Listening to the best couple hundred of these songs you would be floored by the talent and dedication to craft in them. And this is despite the musicians knowing in their hearts they would never be played on radio. You wonder if this is the same generation that many say is delinquent...
In pure dollar terms this represents huge wasted assets, especially when one considers the return on this private investment could be billions. And we have the evidence…
Annual attendance at industry trade-expos is the tried and true method of getting deals in the music industry. Contingents are sponsored by major labels or by nations.
The annual Jamaican booth is as big as a small house. Trinidad and Tobago just does not go… If you don’t go to these expos you don’t exist in the mainstream industry. And thus we don’t exist.
The only times we went were spearheaded by private individuals. We went four times in the last 18 years to MIDEM — at the time the most important.
The return on those four times was an astounding $150 million in deals — for less than $5 million spent. Every single international breakthrough our industry has gotten stems from these trips. The deals include KMC’s signing, the signing of at least five albums that then went gold, the “Who Let the Dogs Out” deal, etc… Imagine if we’d gone every year with the full complement of songs and artistes!
Most of these deal-getting songs were not big “hits” in Trinidad. Most have been killed by radio programmers since. However they are multi-million dollar-earning songs internationally! Similarly hundreds of the songs assassinated by radio gatekeepers are potential earners.

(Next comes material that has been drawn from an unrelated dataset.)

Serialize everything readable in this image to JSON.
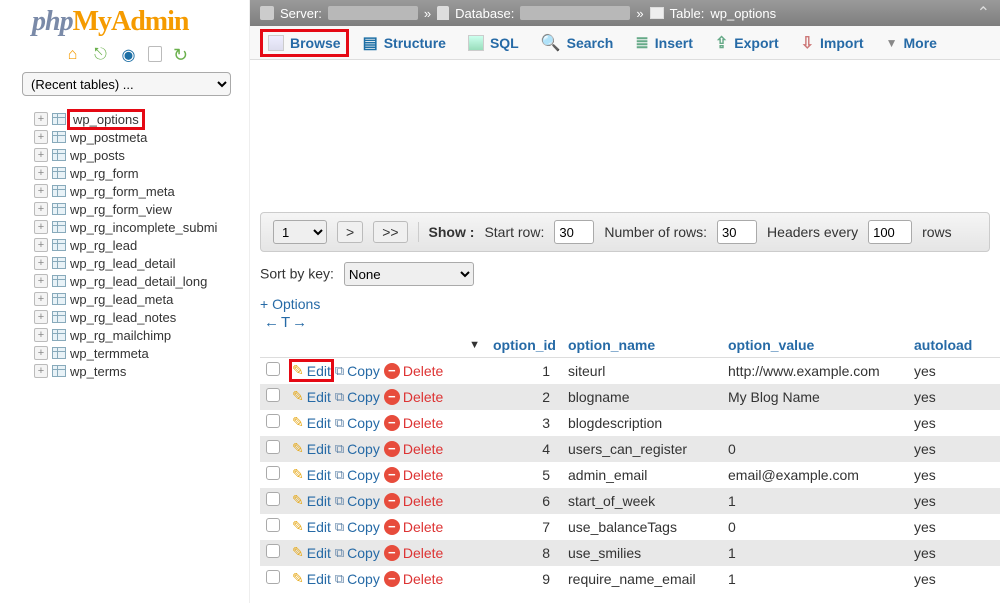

We at ACTT believe that direct earnings from musicians alone could bring in net $.5 billion in foreign exchange annually. The two greatest saboteurs of our music and TV and film industry are: lack of airplay, and the failure of governments to fund merit-based contingents to trade-expos.
At present only .05 per cent of our artistes tour — this number should be 35 per cent!
From that number dozens will become millionaires, hundreds will become middle-class…
Of the 12,000 songs, I’d say there are hundreds of genius tracks that can contend internationally — being flag-bearers for that artiste’s international career. There are thousands of local songs — for all formats — that should be played on radio regularly. On ACTT’s radio programme “Indigenous” (every Monday from 8-10 p.m. on 91.1 Talk City) — the only place you’ll hear this music — we’ve played almost 400 new releases by these artists in the last year.
Thousands of fans have joined the Facebook page and hundreds vote every week for the historic chart carried weekly in the Sunday Mix. Why do we constantly have to prove we have worthy artists in this country?
We’re the same nation that produced Selvon, Lovelace, Naipaul, CLR James, Lawrence Scott, Wayne Brown and nurtured the voices of Derek Walcott, Oonya Kempado, and Nalo Hopkinson. We created filmmakers like Horace Ove — the first black film director in Britain; Frances Ann Solomon who was given films to shoot for the BBC and Canada — but not us…
We’ve a diaspora of talent yearning to do work home including Tatyana Ali, Nia Long, Alphonso Rebeiro, Lorraine Toussaint, Geoffrey Holder, Nicki Minaj, Heather Headley… These are who our local programmers and advertisers are blocking…
As a nation we cannot destroy the dreams of our youth like this. We cannot silence 12,000 songs “jes like dat”! You pay dearly for such sins…
Every silenced song has come back to us as a bullet. Every flickering light of a dying dream raises an alarm to riot. We have sent our angels to sit in dark corners with fingers on their lips…
ACTT is proposing: that local short-films be shown before each movie in the cinema; that local content reach 50 per cent over two years — with 85 per cent at prime time.
We’re demanding that CNMG be converted into a PBS, BBC, or Britain Channel 4 model where local film-makers provide content.
If we cannot do this in our 50th anniversary of Independence and 100th anniversary of recorded music — then we do not deserve Independence. If we cannot liberate our angels — then we will deserve our devils… email@example.com